You will see the detail that I put into the petals and leaves in later pictures. This is where you need the chipping hammer. While the petal layers are still flat, I heated them up and then hammered detail into each piece rotating along the edge of each petal. this part is purely up to your artistic discretion on how much or little (if at all) you want to put into the piece. On the first two petal layers, I decided not to put any detailing on in order to save a bit of time. This is mostly because you will not be able to see any detail on those pieces because the rose bud is too closed up at that point to see it.
Step 6: Begin Forming the Rose Bud
I forgot to take a picture of the bud itself before i put the next set of petals on but this gives you a good idea of how things will work . Take your small 3 petal piece and tack the pencil rod right to the bottom of it. Then heat each petal until it is red hot and form them around each other. To heat the piece i used a oxy torch in a bench clamp. This worked but it ultimately took a lot of time. Since then i have built a foundry using this youtube tutorial by Grant Thompson .
It works a lot better because now i can just throw all my pieces in the foundry and keep them red hot rather than trying to heat each petal as i go. Since the rose is made out of steel, it will glow red hot but it should not melt as the foundry , when running off charcoal, shouldn't be capable of reaching temps hot enough to melt it.

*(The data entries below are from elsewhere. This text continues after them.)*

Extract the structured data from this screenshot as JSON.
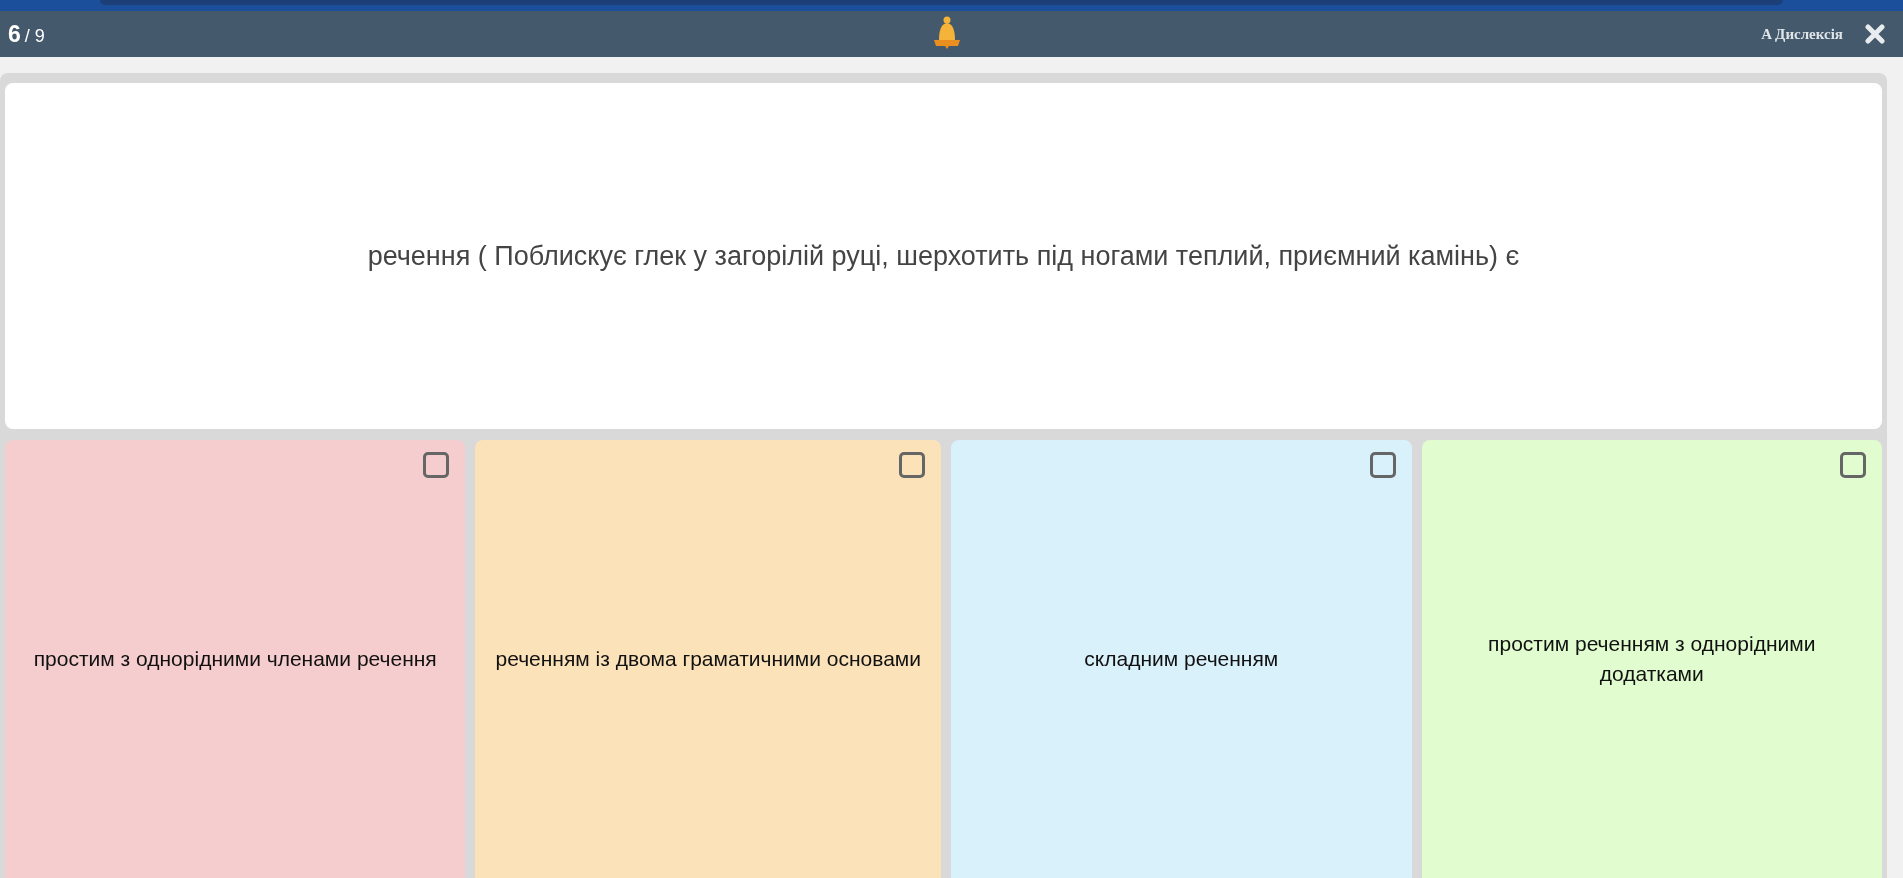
{
  "header": {
    "current": "6",
    "total": "/ 9",
    "dyslexia_label": "A Дислексія"
  },
  "question": {
    "text": "речення ( Поблискує глек у загорілій руці, шерхотить під ногами теплий, приємний камінь) є"
  },
  "options": [
    {
      "text": "простим з однорідними членами речення",
      "color": "#f6cdce",
      "checked": false
    },
    {
      "text": "реченням із двома граматичними основами",
      "color": "#fbe2b9",
      "checked": false
    },
    {
      "text": "складним реченням",
      "color": "#d9f1fb",
      "checked": false
    },
    {
      "text": "простим реченням з однорідними додатками",
      "color": "#e1fdd0",
      "checked": false
    }
  ]
}
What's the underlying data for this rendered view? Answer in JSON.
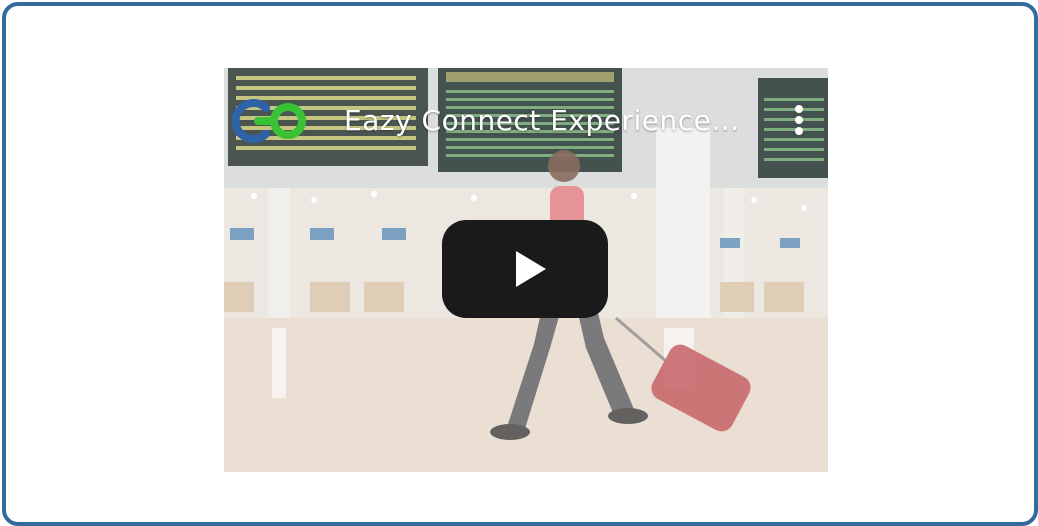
{
  "video": {
    "title": "Eazy Connect Experience...",
    "logo_text": "CO",
    "play_icon": "play-icon",
    "menu_icon": "more-vertical-icon"
  },
  "colors": {
    "frame_border": "#356a9d",
    "logo_blue": "#2f63a8",
    "logo_green": "#38c234",
    "play_button": "#1a1a1a"
  }
}
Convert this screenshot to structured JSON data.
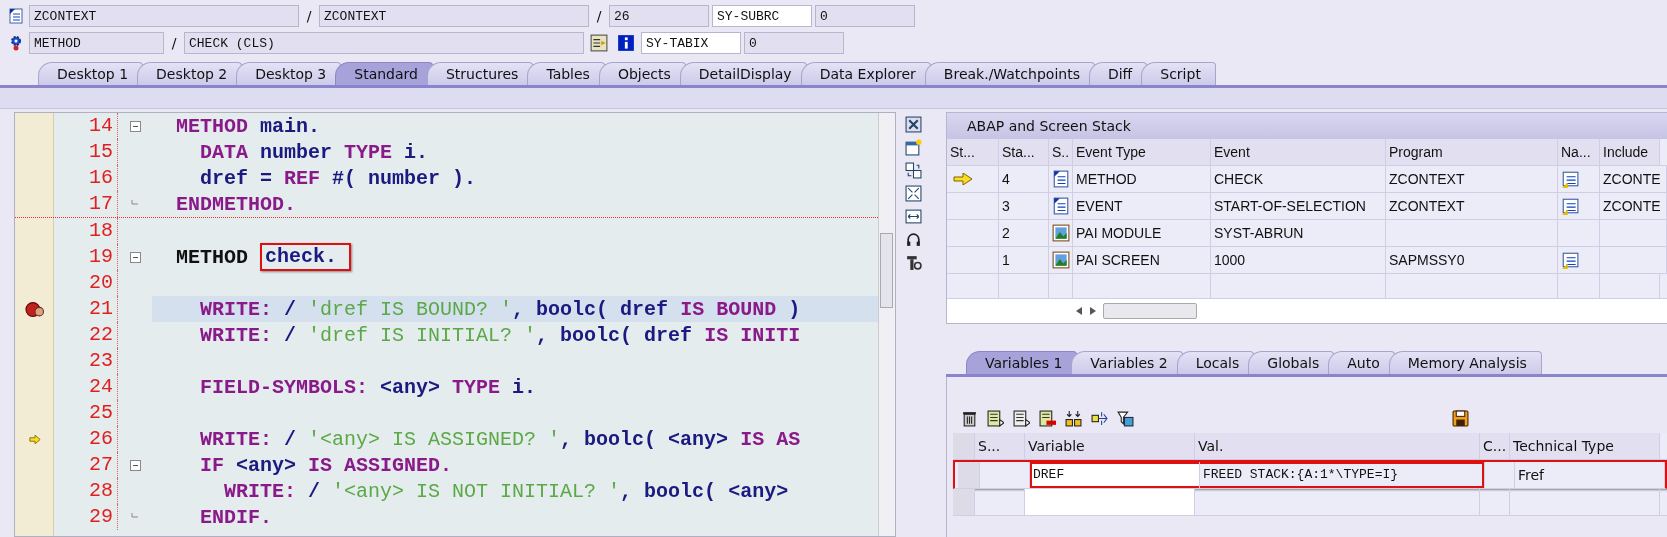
{
  "header": {
    "program": "ZCONTEXT",
    "sep1": "/",
    "include": "ZCONTEXT",
    "sep2": "/",
    "line": "26",
    "subrc_label": "SY-SUBRC",
    "subrc": "0",
    "event_type": "METHOD",
    "sep3": "/",
    "event": "CHECK (CLS)",
    "tabix_label": "SY-TABIX",
    "tabix": "0"
  },
  "tabs": [
    {
      "label": "Desktop 1",
      "selected": false
    },
    {
      "label": "Desktop 2",
      "selected": false
    },
    {
      "label": "Desktop 3",
      "selected": false
    },
    {
      "label": "Standard",
      "selected": true
    },
    {
      "label": "Structures",
      "selected": false
    },
    {
      "label": "Tables",
      "selected": false
    },
    {
      "label": "Objects",
      "selected": false
    },
    {
      "label": "DetailDisplay",
      "selected": false
    },
    {
      "label": "Data Explorer",
      "selected": false
    },
    {
      "label": "Break./Watchpoints",
      "selected": false
    },
    {
      "label": "Diff",
      "selected": false
    },
    {
      "label": "Script",
      "selected": false
    }
  ],
  "editor": {
    "lines": [
      {
        "number": "14",
        "fold_start": true,
        "tokens": [
          {
            "kind": "keyword",
            "text": "  METHOD"
          },
          {
            "kind": "name",
            "text": " main."
          }
        ]
      },
      {
        "number": "15",
        "tokens": [
          {
            "kind": "keyword",
            "text": "    DATA"
          },
          {
            "kind": "name",
            "text": " number"
          },
          {
            "kind": "keyword",
            "text": " TYPE"
          },
          {
            "kind": "name",
            "text": " i."
          }
        ]
      },
      {
        "number": "16",
        "tokens": [
          {
            "kind": "name",
            "text": "    dref ="
          },
          {
            "kind": "keyword",
            "text": " REF"
          },
          {
            "kind": "name",
            "text": " #( number )."
          }
        ]
      },
      {
        "number": "17",
        "fold_end": true,
        "block_end": true,
        "tokens": [
          {
            "kind": "keyword",
            "text": "  ENDMETHOD."
          }
        ]
      },
      {
        "number": "18"
      },
      {
        "number": "19",
        "fold_start": true,
        "tokens": [
          {
            "kind": "plain",
            "text": "  METHOD "
          },
          {
            "kind": "name",
            "text": "check.",
            "boxed": true
          }
        ]
      },
      {
        "number": "20"
      },
      {
        "number": "21",
        "breakpoint": true,
        "highlighted": true,
        "tokens": [
          {
            "kind": "keyword",
            "text": "    WRITE:"
          },
          {
            "kind": "name",
            "text": " /"
          },
          {
            "kind": "string",
            "text": " 'dref IS BOUND? '"
          },
          {
            "kind": "name",
            "text": ", boolc( dref"
          },
          {
            "kind": "keyword",
            "text": " IS BOUND"
          },
          {
            "kind": "name",
            "text": " )"
          }
        ]
      },
      {
        "number": "22",
        "tokens": [
          {
            "kind": "keyword",
            "text": "    WRITE:"
          },
          {
            "kind": "name",
            "text": " /"
          },
          {
            "kind": "string",
            "text": " 'dref IS INITIAL? '"
          },
          {
            "kind": "name",
            "text": ", boolc( dref"
          },
          {
            "kind": "keyword",
            "text": " IS INITI"
          }
        ]
      },
      {
        "number": "23"
      },
      {
        "number": "24",
        "tokens": [
          {
            "kind": "keyword",
            "text": "    FIELD-SYMBOLS:"
          },
          {
            "kind": "name",
            "text": " <any>"
          },
          {
            "kind": "keyword",
            "text": " TYPE"
          },
          {
            "kind": "name",
            "text": " i."
          }
        ]
      },
      {
        "number": "25"
      },
      {
        "number": "26",
        "current": true,
        "tokens": [
          {
            "kind": "keyword",
            "text": "    WRITE:"
          },
          {
            "kind": "name",
            "text": " /"
          },
          {
            "kind": "string",
            "text": " '<any> IS ASSIGNED? '"
          },
          {
            "kind": "name",
            "text": ", boolc( <any>"
          },
          {
            "kind": "keyword",
            "text": " IS AS"
          }
        ]
      },
      {
        "number": "27",
        "fold_start": true,
        "tokens": [
          {
            "kind": "keyword",
            "text": "    IF"
          },
          {
            "kind": "name",
            "text": " <any>"
          },
          {
            "kind": "keyword",
            "text": " IS ASSIGNED."
          }
        ]
      },
      {
        "number": "28",
        "tokens": [
          {
            "kind": "keyword",
            "text": "      WRITE:"
          },
          {
            "kind": "name",
            "text": " /"
          },
          {
            "kind": "string",
            "text": " '<any> IS NOT INITIAL? '"
          },
          {
            "kind": "name",
            "text": ", boolc( <any>"
          }
        ]
      },
      {
        "number": "29",
        "fold_end": true,
        "tokens": [
          {
            "kind": "keyword",
            "text": "    ENDIF."
          }
        ]
      }
    ]
  },
  "stack": {
    "title": "ABAP and Screen Stack",
    "columns": [
      "St...",
      "Sta...",
      "S..",
      "Event Type",
      "Event",
      "Program",
      "Na...",
      "Include"
    ],
    "rows": [
      {
        "current": true,
        "level": "4",
        "kind": "method",
        "event_type": "METHOD",
        "event": "CHECK",
        "program": "ZCONTEXT",
        "has_source": true,
        "include": "ZCONTE"
      },
      {
        "current": false,
        "level": "3",
        "kind": "method",
        "event_type": "EVENT",
        "event": "START-OF-SELECTION",
        "program": "ZCONTEXT",
        "has_source": true,
        "include": "ZCONTE"
      },
      {
        "current": false,
        "level": "2",
        "kind": "screen",
        "event_type": "PAI MODULE",
        "event": "SYST-ABRUN",
        "has_source": false
      },
      {
        "current": false,
        "level": "1",
        "kind": "screen",
        "event_type": "PAI SCREEN",
        "event": "1000",
        "program": "SAPMSSY0",
        "has_source": true
      }
    ]
  },
  "var_tabs": [
    {
      "label": "Variables 1",
      "selected": true
    },
    {
      "label": "Variables 2",
      "selected": false
    },
    {
      "label": "Locals",
      "selected": false
    },
    {
      "label": "Globals",
      "selected": false
    },
    {
      "label": "Auto",
      "selected": false
    },
    {
      "label": "Memory Analysis",
      "selected": false
    }
  ],
  "variables": {
    "columns": [
      "S...",
      "Variable",
      "Val.",
      "C...",
      "Technical Type"
    ],
    "rows": [
      {
        "variable": "DREF",
        "value": "FREED STACK:{A:1*\\TYPE=I}",
        "type": "Fref",
        "boxed": true
      }
    ]
  }
}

you can also see in the photo how the petals will be attached to the rod (stem). with a hole in each piece, once the first 3 petal rose is welded onto the end, each piece afterwards will slide down the stem and be tacked on, increasing in size each step.
Step 7: Forming the Petals
WIth each set of petals, I used the oxy torch to get them red hot and then I used pliers and a hammer to form them around the previous set. When bending the petals into the piece, I tried to alternate petals in order for the rose to have a more even look. As the petals begin to build outwards, I started bending the tips of each petal out a little more each time in order to give it a more natural "blooming" look. This is probably the most fun part of the whole project because this is when you start to see the flower emerge from the metal. It takes some time and is slightly repetitive but it is interesting because no two flowers end up exactly the same.
Step 8: Adding on Final Details
Once the petals are all done, I added on the leaf pieces i had made. the 5 leaf piece slides down the stem just like the rest of the petals. I put a nice big bead of weld along the stem once the leaves were on to give it a bit more of a natural transition from stem to rose. I then heated the leaves and put a bit of a curve to them and welded them onto the stem. And finally (and this is a top secret trick so don't tell anyone), in order to make the thorns along the stem i turned the gas off on my mig welder. without shielding gas, the metal will bubble out. I used this to my advantage and put quick small tacks all up the stem and they bubbled out to nice little thorns. It is also nice because the thorns are not sharp. Once i had all my details in place, i heated the stem and bent it in a couple places to make it look a little more natural than just a straight rod.
Step 9: Final Product
Well, there you have it. A pile of metal roses. It took me roughly 10 hours to do 9 roses, but with the new foundry i think i should be able to cut that time in half. I hope you enjoyed my tutorial and I hope i have inspired you to do some metal work of your own! Thanks for reading!